V. Sharmila, a visually impaired student of Class 11, feels left out as she is unable to attend online classes conducted by her teachers. Her father, a daily-wager in Cuddalore, cannot afford a Smartphone through which her teachers have been sending audiobooks and voice recordings to learn while at home during the COVID-19 lockdown. “She has been listening to Kalvi TV since June, but is missing out on all the subjects in school,” her father rued.
Like her, some students enrolled at Government Girls’ Higher Secondary School for the Blind in Tiruchi are apprehensive of their future. “If this pandemic situation goes on till November or December, how will I write my examinations?” Ms. Sharmila asked.
Ms. Sharmila’s father has requested few of his friends and even his employer for a loan of ₹10,000 to purchase a Smartphone. “It is very difficult to make a living during this time, but my child studies very well and I do not want to discourage her,” he said.
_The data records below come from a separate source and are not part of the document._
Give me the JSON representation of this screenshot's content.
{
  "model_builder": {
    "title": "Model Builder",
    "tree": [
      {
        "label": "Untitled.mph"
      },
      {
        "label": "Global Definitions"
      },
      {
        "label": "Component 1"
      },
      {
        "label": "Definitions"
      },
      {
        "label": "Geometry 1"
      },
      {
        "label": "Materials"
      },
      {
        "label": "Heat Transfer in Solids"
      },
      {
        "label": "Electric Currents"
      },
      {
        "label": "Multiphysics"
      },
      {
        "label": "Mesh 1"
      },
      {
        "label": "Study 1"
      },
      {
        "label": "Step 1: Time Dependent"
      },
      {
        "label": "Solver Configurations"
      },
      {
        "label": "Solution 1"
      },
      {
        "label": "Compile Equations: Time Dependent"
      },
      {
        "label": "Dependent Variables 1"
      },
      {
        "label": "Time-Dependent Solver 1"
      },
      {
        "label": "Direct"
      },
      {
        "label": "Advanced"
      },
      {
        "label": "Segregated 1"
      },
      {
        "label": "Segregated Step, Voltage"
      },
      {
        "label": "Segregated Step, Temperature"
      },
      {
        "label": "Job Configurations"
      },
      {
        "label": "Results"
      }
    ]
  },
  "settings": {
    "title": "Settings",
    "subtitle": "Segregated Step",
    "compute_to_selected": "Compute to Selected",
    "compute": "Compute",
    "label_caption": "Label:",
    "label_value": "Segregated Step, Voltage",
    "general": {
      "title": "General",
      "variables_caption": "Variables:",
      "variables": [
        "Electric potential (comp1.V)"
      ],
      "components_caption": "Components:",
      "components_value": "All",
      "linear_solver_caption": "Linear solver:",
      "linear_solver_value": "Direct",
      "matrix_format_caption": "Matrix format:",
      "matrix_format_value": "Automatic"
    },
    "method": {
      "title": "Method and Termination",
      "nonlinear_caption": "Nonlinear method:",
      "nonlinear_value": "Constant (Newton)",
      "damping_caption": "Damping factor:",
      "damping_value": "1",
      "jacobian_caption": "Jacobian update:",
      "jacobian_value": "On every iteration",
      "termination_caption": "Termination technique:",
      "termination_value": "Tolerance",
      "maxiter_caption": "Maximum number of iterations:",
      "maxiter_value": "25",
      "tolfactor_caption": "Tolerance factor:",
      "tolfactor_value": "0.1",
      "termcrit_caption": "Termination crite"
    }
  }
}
A father of four girls, he is the sole breadwinner of the family.
“Braille textbooks have also not been provided to us yet,” said B. Janaki Priya of Class 12. “If we had the books, we will at least be able to read and understand the subject matter,” she said. Her parents too are unable to afford a Smartphone. “My mother worked as a domestic help but is out of work. My father works as a night watchman. They are finding it difficult to feed us during this time, I cannot burden them with my needs,” Ms. Priya said.
V. Subramanian, Headmaster, Government Girls’ Higher Secondary School for the Blind, said the school is a fully residential campus and provided a healthy learning environment for the students. Now, with COVID-19, the students are all in their respective hometowns and teachers are trying to reach out to them and teach via audio recordings.
Many students have provided their neighbours’ or relatives’ numbers through which the recordings are sent. “When the neighbour returns home from work, or when they have time to spare in the evenings, the students access the audio lessons,” Mr. Subramanian said.
The situation is difficult and the teachers are trying to find ways to reach all the students, he said. “We are mulling over the idea of conference voice-calls which can be done through any mobile phone. We want all our students to be able to access the classes,” he said.